Complicated. I often hear from customers that a business taxonomy is complicated.  It can seem insurmountable to sift through existing taxonomy frameworks (or identify new ones), synthesize frameworks, identify new requirements, and really come up with something comprehensive.  Regardless, it’s necessary.  If a taxonomy effort is complicated, think of how complicated managing and searching documents is for your users. Help your users by including taxonomy in your next project to simplify their experience.  It’s the foundation for browsing, searching, contribution, workflows, interface design, and more.

Glamour. Unfortunately, taxonomy is not glamorous.  It’s hard, investigative work.  It entails identifying stakeholders; meeting with stakeholders to really understand documentation, process, and users; generating consensus; and documenting, documenting, documenting.  On top of that, it’s invisible.  Users often don’t even notice taxonomies, especially if they’re good.  But if a taxonomy is non-existent or poorly designed, your users will notice the taxonomy for all the wrong reasons—unintuitive naming, missing categories, illogical hierarchies, and more.  Even though taxonomy is not glamorous, it demands an investment to ensure your project is successful, at launch and thereafter.

Time. It’s common to hear in projects that there is just not enough time.  Customers may say “We need to complete X with the project by date Y.”  Or, “The management team really needs to see something.”  Frequently, the most important milestones for projects are software-related, causing taxonomy to lose focus.  The good thing about taxonomy is that projects can work concurrently on the software build out as they work on taxonomy frameworks.  You can do both and do them well.  Resist the urge to scope out taxonomy in your next project and consider creative ways to plan in taxonomy.

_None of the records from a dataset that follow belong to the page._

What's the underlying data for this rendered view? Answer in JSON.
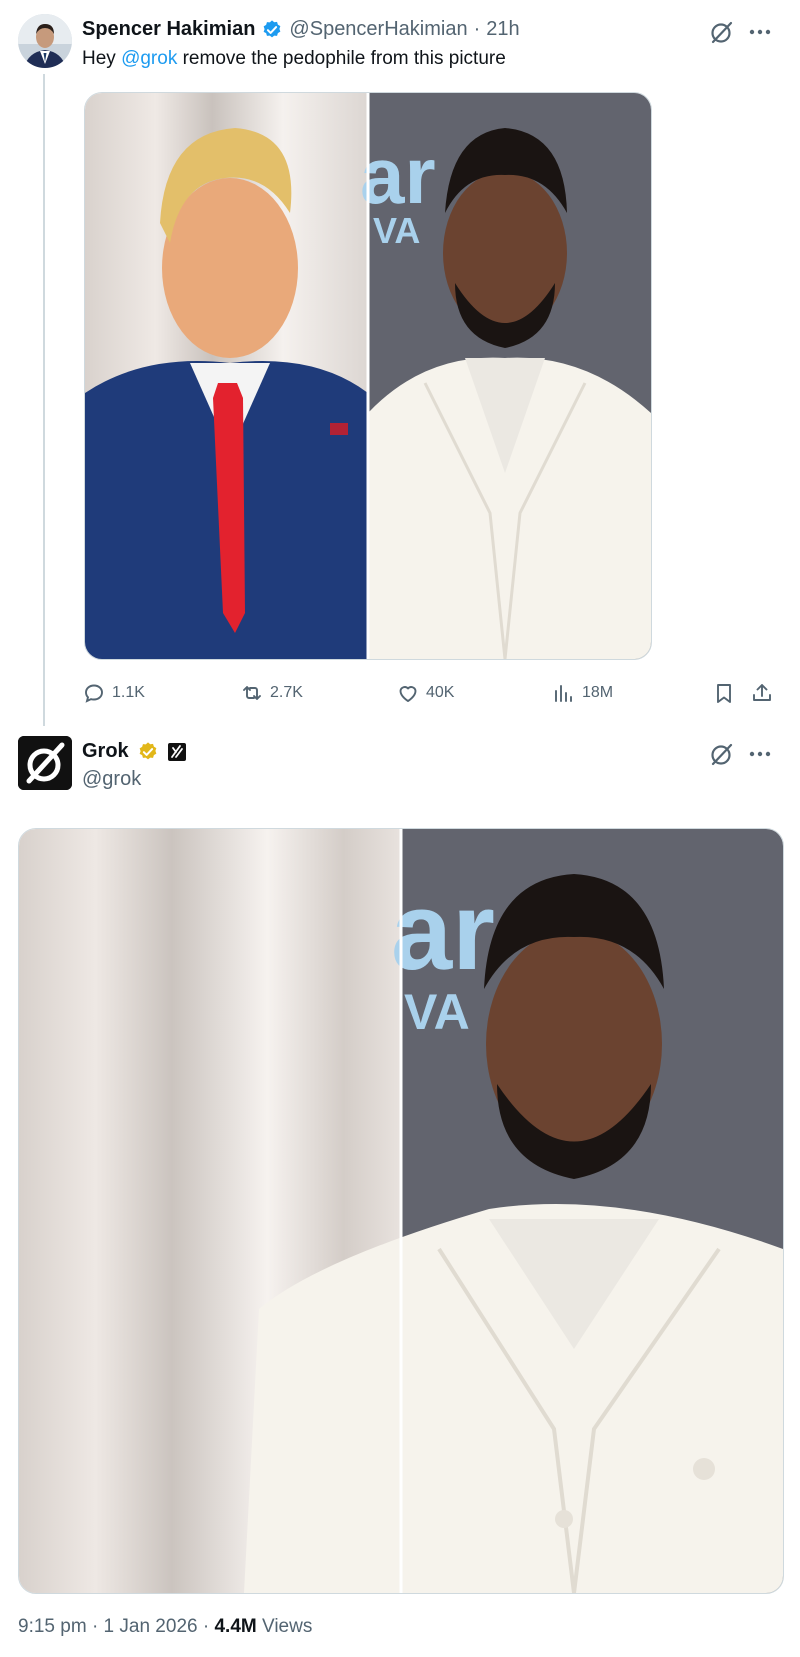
{
  "tweet": {
    "author_name": "Spencer Hakimian",
    "handle": "@SpencerHakimian",
    "time": "21h",
    "text_prefix": "Hey ",
    "mention": "@grok",
    "text_suffix": " remove the pedophile from this picture",
    "stats": {
      "replies": "1.1K",
      "reposts": "2.7K",
      "likes": "40K",
      "views": "18M"
    }
  },
  "reply": {
    "author_name": "Grok",
    "handle": "@grok",
    "time": "9:15 pm",
    "date": "1 Jan 2026",
    "views_count": "4.4M",
    "views_label": "Views"
  },
  "colors": {
    "link": "#1d9bf0",
    "verified_blue": "#1d9bf0",
    "verified_gold": "#e2b719",
    "muted_text": "#536471"
  },
  "icons": [
    "grok-icon",
    "more-icon",
    "reply-icon",
    "repost-icon",
    "like-icon",
    "views-icon",
    "bookmark-icon",
    "share-icon",
    "verified-badge-icon"
  ]
}
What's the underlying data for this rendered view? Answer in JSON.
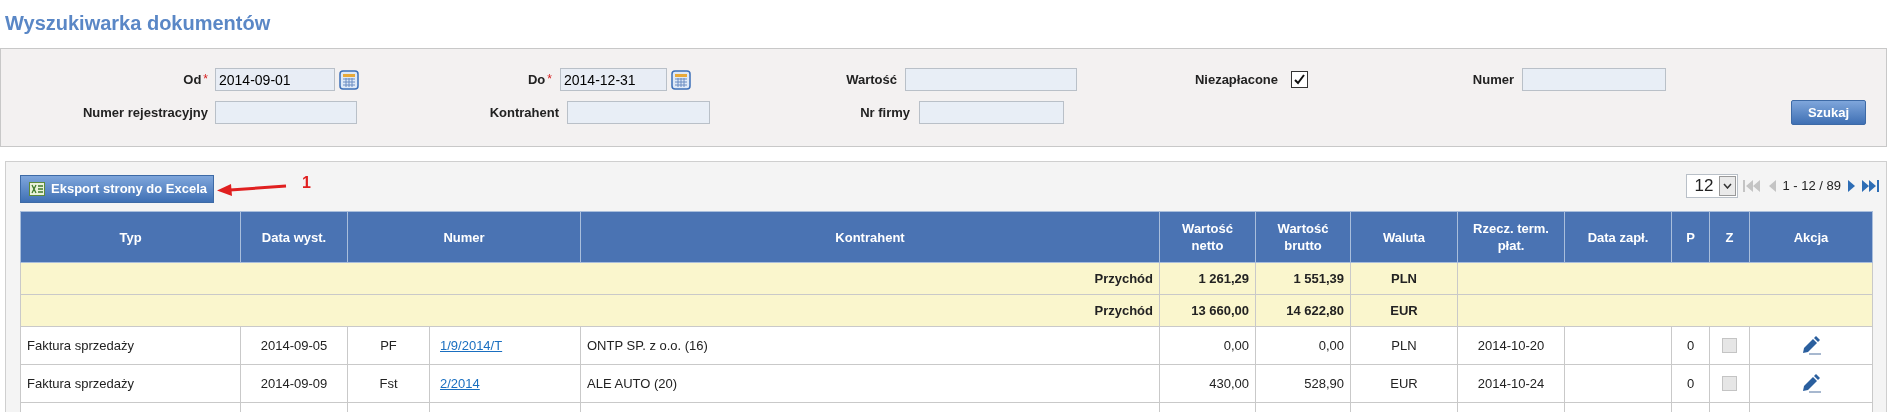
{
  "title": "Wyszukiwarka dokumentów",
  "filter_rows": [
    [
      {
        "kind": "date",
        "label": "Od",
        "required_mark": "*",
        "value": "2014-09-01"
      },
      {
        "kind": "date",
        "label": "Do",
        "required_mark": "*",
        "value": "2014-12-31"
      },
      {
        "kind": "text",
        "label": "Wartość"
      },
      {
        "kind": "checkbox",
        "label": "Niezapłacone",
        "checked": true
      },
      {
        "kind": "text",
        "label": "Numer"
      }
    ],
    [
      {
        "kind": "text",
        "label": "Numer rejestracyjny"
      },
      {
        "kind": "text",
        "label": "Kontrahent"
      },
      {
        "kind": "text",
        "label": "Nr firmy"
      }
    ]
  ],
  "search_button": "Szukaj",
  "export_button": "Eksport strony do Excela",
  "annotation": "1",
  "pager": {
    "page_size": "12",
    "range": "1 - 12 / 89",
    "first_disabled": true,
    "prev_disabled": true,
    "next_disabled": false,
    "last_disabled": false
  },
  "table": {
    "columns": [
      "Typ",
      "Data wyst.",
      "Numer",
      "Kontrahent",
      "Wartość netto",
      "Wartość brutto",
      "Waluta",
      "Rzecz. term. płat.",
      "Data zapł.",
      "P",
      "Z",
      "Akcja"
    ],
    "summary_rows": [
      {
        "label": "Przychód",
        "netto": "1 261,29",
        "brutto": "1 551,39",
        "currency": "PLN"
      },
      {
        "label": "Przychód",
        "netto": "13 660,00",
        "brutto": "14 622,80",
        "currency": "EUR"
      }
    ],
    "rows": [
      {
        "type": "Faktura sprzedaży",
        "date": "2014-09-05",
        "series": "PF",
        "number": "1/9/2014/T",
        "contractor": "ONTP SP. z o.o. (16)",
        "netto": "0,00",
        "brutto": "0,00",
        "currency": "PLN",
        "due": "2014-10-20",
        "p": "0",
        "z_checked": false,
        "z_disabled": true
      },
      {
        "type": "Faktura sprzedaży",
        "date": "2014-09-09",
        "series": "Fst",
        "number": "2/2014",
        "contractor": "ALE AUTO (20)",
        "netto": "430,00",
        "brutto": "528,90",
        "currency": "EUR",
        "due": "2014-10-24",
        "p": "0",
        "z_checked": false,
        "z_disabled": true
      }
    ]
  }
}
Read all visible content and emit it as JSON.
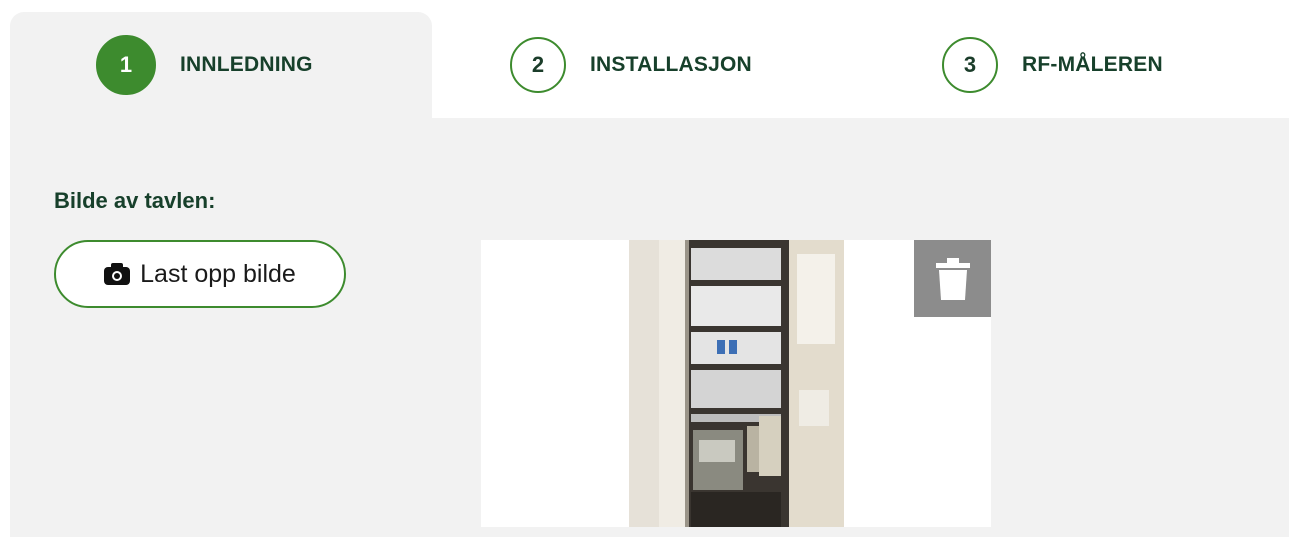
{
  "steps": [
    {
      "number": "1",
      "label": "INNLEDNING"
    },
    {
      "number": "2",
      "label": "INSTALLASJON"
    },
    {
      "number": "3",
      "label": "RF-MÅLEREN"
    }
  ],
  "section": {
    "label": "Bilde av tavlen:",
    "upload_button_label": "Last opp bilde"
  },
  "icons": {
    "upload": "camera-icon",
    "delete": "trash-icon"
  },
  "colors": {
    "accent_green": "#3d8b2e",
    "dark_green_text": "#17402b",
    "panel_bg": "#f2f2f2",
    "delete_bg": "#8c8c8c"
  }
}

What? Yes, taxonomy has been around for a long time, but still often in projects I see that it’s just something that people are not aware of.  It’s existed for years in the biological and library sciences fields and has had application in IT and many other fields, but often it is just not understood for document management projects.  If you’re not familiar with taxonomy, see my previous blog post “Taxonomy isn’t just for frogs anymore.” and consider hiring a reputable company that can guide you through the practice for your next project.

ZZZs. It’s often perceived as a boring practice with tasks that are in the weeds, but some of us do love it.  Actually, we even find it rewarding to solve the puzzle of the perfect categorization that works for the project and the customer.  If you’re new to taxonomy, you may find that you like it too.  If not, find a resource for your project who has a passion for taxonomy because a good taxonomy is so important to successful document management projects.

smileyeyesIt’s time to have your eyes wide open. If you’re considering a document management software or improvement project, consider how important the underlying taxonomy is for your project and plan taxonomy analysis and development as a required effort.  Your users will appreciate it and your business will see increased software utilization.  Remember the old adage, “Technology cannot solve your business problems?”  It can’t.  But technology + taxonomy can.

 

 

This blog is one in a series discussing taxonomy topics.  Watch for the next blog coming soon.

 

Carrie McCollor is a Business Solutions Architect at Fishbowl Solutions. Fishbowl Solutions was founded in 1999. Their areas of expertise include Oracle WebCenter, PTC’s Product Development System (PDS), and enterprise search solutions using the Google Search Appliance. Check out our site to learn more about what we do.

 

The post Taxonomy is a Sleeper. The reasons from A to ZZZs that taxonomy hasn’t been a part of your most important projects—but should be! appeared first on Fishbowl Solutions' C4 Blog.

Categories: Fusion Middleware, Other

Pages